Using optical, electronic and x-ray characterization methods, he explained how his team investigated complex transition metal oxide and nitride semiconductors. By using non-equilibrium deposition techniques, the team were able to understand efficiency loss processes. These fundamental material studies have led to new insights, providing a basis for discovering and developing new semiconductors with a potential efficient and stable photoelectrochemical energy conversion.
Dr Oliver Graydon from Nature Photonics gave a talk about the trends and the future of publishing.
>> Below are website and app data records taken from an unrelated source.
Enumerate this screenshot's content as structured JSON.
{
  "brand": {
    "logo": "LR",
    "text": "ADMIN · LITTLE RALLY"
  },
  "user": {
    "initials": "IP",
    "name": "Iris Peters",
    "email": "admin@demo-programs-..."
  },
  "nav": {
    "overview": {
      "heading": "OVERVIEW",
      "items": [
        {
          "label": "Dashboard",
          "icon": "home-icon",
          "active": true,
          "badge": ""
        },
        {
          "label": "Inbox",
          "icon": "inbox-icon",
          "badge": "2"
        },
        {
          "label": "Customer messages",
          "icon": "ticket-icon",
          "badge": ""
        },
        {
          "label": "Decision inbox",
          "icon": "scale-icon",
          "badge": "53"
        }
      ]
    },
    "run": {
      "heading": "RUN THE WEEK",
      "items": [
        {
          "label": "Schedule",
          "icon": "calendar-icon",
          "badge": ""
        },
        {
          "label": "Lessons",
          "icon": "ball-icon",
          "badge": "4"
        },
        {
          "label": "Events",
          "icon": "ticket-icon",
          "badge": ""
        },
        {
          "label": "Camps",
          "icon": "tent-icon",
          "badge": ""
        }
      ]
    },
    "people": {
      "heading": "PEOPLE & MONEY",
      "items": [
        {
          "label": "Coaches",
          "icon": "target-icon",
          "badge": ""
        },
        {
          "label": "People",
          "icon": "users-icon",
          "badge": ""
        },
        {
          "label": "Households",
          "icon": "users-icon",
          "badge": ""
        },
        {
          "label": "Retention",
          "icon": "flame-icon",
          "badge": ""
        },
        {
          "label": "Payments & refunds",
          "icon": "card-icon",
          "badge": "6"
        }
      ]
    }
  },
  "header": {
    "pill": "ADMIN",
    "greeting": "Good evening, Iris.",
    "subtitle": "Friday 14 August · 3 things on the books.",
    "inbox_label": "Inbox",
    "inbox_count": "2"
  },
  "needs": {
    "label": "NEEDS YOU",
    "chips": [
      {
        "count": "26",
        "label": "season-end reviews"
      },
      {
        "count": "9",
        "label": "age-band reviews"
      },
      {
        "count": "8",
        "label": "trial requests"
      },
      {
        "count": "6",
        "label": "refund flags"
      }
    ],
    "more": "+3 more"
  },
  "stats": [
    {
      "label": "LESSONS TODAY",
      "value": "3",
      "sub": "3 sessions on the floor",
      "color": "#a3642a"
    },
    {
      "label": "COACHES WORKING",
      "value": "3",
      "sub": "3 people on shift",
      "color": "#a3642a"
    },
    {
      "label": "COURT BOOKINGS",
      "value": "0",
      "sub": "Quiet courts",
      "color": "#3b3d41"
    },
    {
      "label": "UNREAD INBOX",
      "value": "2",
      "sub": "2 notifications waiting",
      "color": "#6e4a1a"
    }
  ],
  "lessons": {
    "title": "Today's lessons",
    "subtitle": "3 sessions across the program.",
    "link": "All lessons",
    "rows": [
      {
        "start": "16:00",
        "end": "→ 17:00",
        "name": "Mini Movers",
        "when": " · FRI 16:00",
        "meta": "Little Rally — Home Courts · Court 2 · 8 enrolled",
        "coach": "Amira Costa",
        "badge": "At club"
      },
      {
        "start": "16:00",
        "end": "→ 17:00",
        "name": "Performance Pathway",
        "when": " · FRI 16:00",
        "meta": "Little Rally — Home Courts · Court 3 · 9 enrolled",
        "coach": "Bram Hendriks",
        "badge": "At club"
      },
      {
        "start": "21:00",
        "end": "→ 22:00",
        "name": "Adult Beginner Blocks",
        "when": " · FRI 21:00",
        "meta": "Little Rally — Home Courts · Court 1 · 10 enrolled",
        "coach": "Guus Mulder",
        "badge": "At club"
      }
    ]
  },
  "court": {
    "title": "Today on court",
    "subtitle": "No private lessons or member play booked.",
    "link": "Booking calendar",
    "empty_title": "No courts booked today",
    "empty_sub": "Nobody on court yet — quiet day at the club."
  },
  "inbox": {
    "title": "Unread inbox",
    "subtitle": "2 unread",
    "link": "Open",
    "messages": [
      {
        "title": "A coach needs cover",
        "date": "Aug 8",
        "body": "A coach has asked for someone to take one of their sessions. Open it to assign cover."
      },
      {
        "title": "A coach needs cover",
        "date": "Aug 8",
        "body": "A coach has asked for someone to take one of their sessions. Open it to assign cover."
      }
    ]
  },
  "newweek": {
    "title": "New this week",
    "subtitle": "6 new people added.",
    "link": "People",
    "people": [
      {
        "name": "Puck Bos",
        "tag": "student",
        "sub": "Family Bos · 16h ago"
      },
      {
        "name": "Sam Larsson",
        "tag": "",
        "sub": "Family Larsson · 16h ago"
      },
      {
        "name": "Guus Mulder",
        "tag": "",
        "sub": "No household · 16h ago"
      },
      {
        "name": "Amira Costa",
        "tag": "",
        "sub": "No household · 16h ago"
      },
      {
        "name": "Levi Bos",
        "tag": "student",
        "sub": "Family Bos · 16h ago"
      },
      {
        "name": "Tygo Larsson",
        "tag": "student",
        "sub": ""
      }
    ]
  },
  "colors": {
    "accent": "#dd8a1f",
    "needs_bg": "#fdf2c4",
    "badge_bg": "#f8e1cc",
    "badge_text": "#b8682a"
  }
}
He feels that publishing non-peer-reviewed papers instantly on places like the Arxiv sits alongside publishing peer-reviewed articles in journals, and both have an important role to play in disseminating research.
One of the main goals of the Forum is to shine a light on early career researchers by encouraging them to present their research by applying to deliver a talk or present a poster.
Thanks to Ian Sharpe and Oliver Graydon for judging our poster competition. The winner was Vladimir Lomonosov from the University of Cambridge, who won for his poster ‘Synthesis and Catalytic Properties of Plasmonic Mg Nanoparticles decorated with Pd’
This year’s talks were:
Robert Jones (King’s)
The effects of Pt doping on the optical properties of Au nanoparticles
Matias Herran (LMU)
Engineering plasmonic bimetallic systems for optimized H2 production
Dr Marzia Iarossi (IIT)
Plasmonic nanopores for electro-optical sensing of molecules with surface enhanced raman spectroscopy
Joanna Symonowicz (Cambridge)
In-situ optical tracking of memristive switching in MoS2
Dr Lucy Hale (UCL)
Terahertz generation from semiconductor metasurfaces: the role of surface
Romain Tirole (Imperial)
Epsilon-near-zero materials for time-varying physics
Dr Kishan Menghrajani (Exeter)
Designing open cavities for molecular strong coupling